Brands May Profit If Companies Invest in Employees

Published on June 27, 2014

Bauer Professor Part of Team Researching Employee Contribution to Brand Equity

Betsy Gelb is the Larry J. Sachnowitz Professor of Marketing & Entrepreneurship at Bauer College.

Betsy Gelb is the Larry J. Sachnowitz Professor of Marketing & Entrepreneurship at Bauer College.

For businesses looking to differentiate themselves among competitors in the marketplace, the best investment might be empowering employees with training and a shared understanding of the organization’s brand, according to a team of experts that includes a C. T. Bauer College of Business professor.

Betsy D. Gelb, professor of marketing and entrepreneurship at Bauer College at the University of Houston, says the research was sparked by wanting to know what employees contribute to the value of a brand. Gelb and her research partner, Deva Rangarajan — a Belgian sales force management and customer experience management expert — interviewed marketing and human resources executives in the United States and Europe to hear examples of employee influence on initial purchase and repurchase by consumers and industrial buyers.

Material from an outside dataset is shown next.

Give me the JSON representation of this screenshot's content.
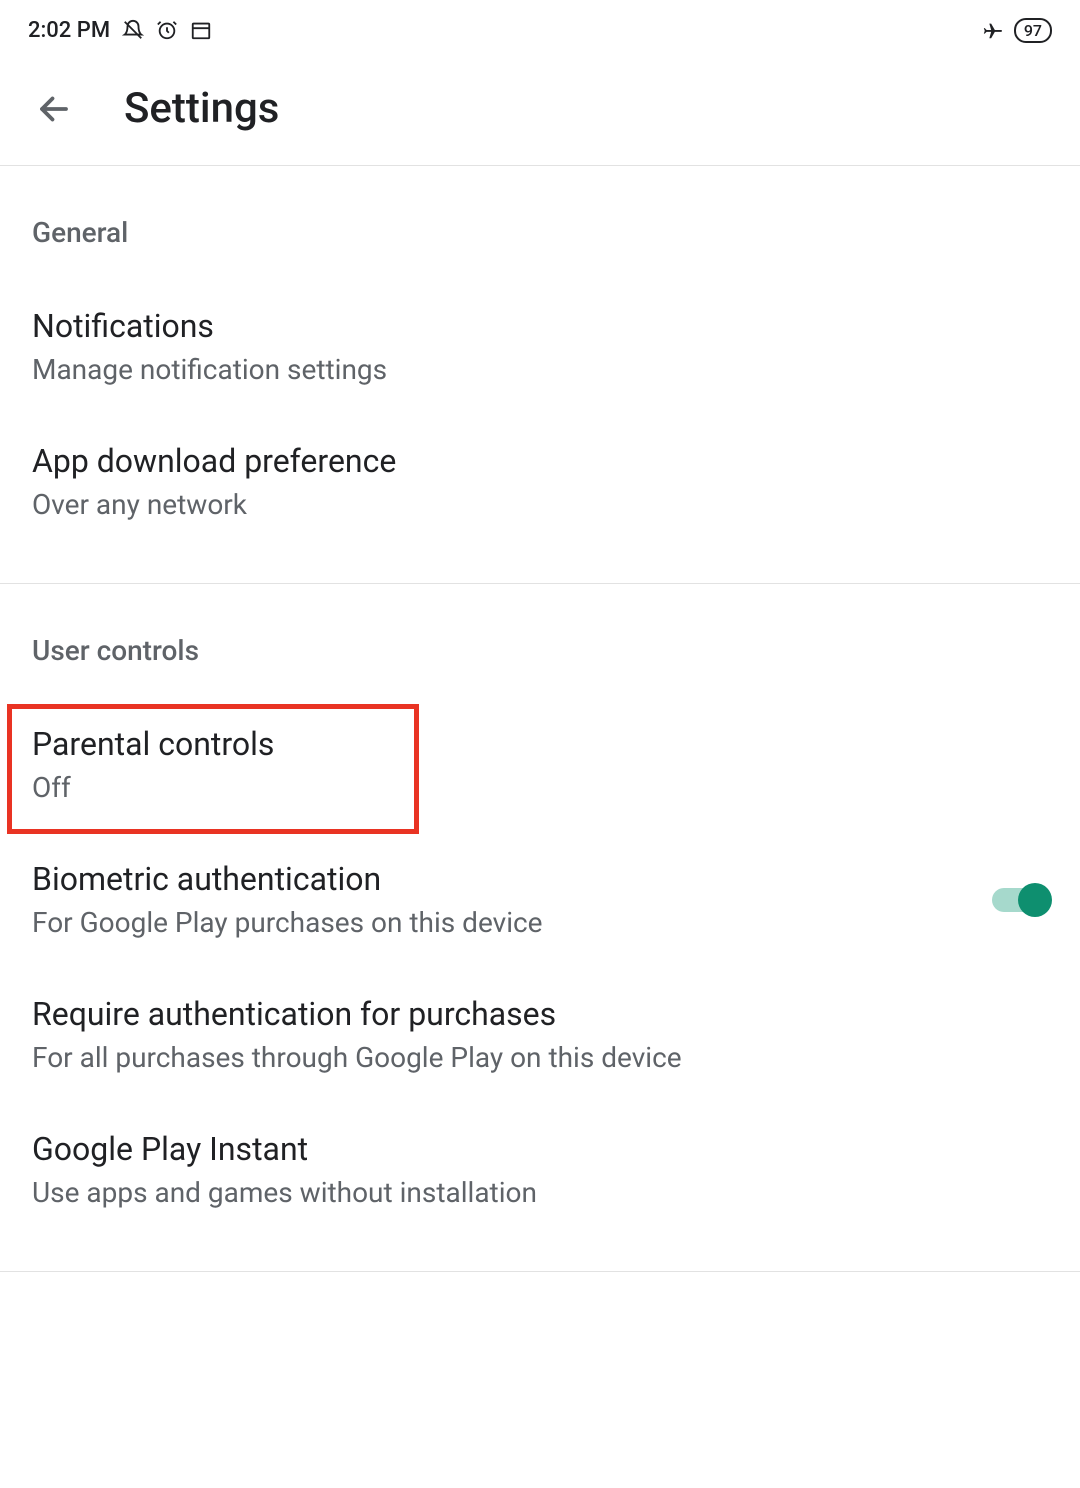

In research published in the University of California-Berkeley’s Haas School of Business journal California Management Review, the pair point out employees’ impact on brand equity as the source of the perceptions and feelings of potential and current customers toward a particular brand.

“The employees who influence brand equity are those who make the brand what it’s best known for,” Gelb said. “It’s up to top management to say what they want their company’s emphasis to be, but employees make it happen.”

Gelb and Rangarajan say that such employees are “elements of the brand,” but they may also be “brand ambassadors.” Their research indicates that brand ambassadors specifically go beyond assigned job responsibilities when representing their company.

Whatever role an employee plays, companies need to dedicate funds and training resources to ensure that employees understand how they can make the brand “special” to customers. It may involve going beyond product knowledge and demonstrating that a company is innovative, for example, or is identified with a particular national culture.

“It’s a bit of a challenge completing research like this because not everyone is willing to talk to you,” Gelb said. “It took us several months to complete, but the executives who participated were often able to offer concrete stories that can help other managers assess the importance of their employees in regards to branding.”

This ability to assess employee value matters greatly when a company is considering significant layoffs, Gelb notes. In all likelihood, layoffs are undertaken to cut costs, but sensible companies keep the employees who make the brand what it is, and the cost-savings of a layoff may be diverted to reward those employees and thereby keep them with the company.

“It’s up to the managers of these companies to provide that motivation for their employees if they want to see results,” Gelb said. “You can take a basic marketing class and learn a simple success model for business, but eventually you find that it’s more complicated than that. You have to understand that the cheapest solutions are not always the best ones when it comes to branding. Companies are finding that you have to invest in your employees in order to see positive results.”

By Danielle Ponder